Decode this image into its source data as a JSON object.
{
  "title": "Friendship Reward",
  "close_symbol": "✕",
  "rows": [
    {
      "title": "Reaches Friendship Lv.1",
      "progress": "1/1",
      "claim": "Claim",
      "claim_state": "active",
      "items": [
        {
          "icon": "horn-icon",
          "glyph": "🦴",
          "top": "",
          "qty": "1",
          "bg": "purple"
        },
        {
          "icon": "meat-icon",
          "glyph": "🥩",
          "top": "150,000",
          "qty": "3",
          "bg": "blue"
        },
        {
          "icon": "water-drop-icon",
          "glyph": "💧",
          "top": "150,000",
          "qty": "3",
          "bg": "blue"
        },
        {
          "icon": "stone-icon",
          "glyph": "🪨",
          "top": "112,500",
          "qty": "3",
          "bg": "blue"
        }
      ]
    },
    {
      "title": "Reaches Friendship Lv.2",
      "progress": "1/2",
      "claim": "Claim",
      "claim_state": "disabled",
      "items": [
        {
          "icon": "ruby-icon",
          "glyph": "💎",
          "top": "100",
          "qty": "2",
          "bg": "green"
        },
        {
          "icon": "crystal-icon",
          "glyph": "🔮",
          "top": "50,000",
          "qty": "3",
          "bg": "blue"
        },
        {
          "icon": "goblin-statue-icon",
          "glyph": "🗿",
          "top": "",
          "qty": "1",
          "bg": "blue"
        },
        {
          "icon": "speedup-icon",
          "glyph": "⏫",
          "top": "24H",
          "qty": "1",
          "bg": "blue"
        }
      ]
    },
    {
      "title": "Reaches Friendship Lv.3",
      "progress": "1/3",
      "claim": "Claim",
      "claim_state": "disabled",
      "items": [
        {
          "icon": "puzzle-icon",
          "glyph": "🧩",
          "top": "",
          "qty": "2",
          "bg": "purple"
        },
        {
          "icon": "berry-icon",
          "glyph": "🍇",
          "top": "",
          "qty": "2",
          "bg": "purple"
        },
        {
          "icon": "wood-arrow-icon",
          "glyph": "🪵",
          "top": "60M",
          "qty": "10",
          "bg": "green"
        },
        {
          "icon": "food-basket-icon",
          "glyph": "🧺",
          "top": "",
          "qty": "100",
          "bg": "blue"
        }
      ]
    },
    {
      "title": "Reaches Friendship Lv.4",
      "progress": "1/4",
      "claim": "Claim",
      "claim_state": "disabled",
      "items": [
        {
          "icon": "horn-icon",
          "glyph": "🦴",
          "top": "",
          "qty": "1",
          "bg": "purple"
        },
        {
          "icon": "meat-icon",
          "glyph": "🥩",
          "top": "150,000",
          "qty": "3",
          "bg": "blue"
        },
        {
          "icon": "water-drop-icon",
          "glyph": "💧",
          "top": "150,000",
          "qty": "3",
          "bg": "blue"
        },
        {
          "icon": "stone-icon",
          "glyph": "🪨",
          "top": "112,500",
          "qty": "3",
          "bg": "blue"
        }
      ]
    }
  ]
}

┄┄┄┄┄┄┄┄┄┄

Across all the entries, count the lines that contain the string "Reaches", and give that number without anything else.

Answer section
4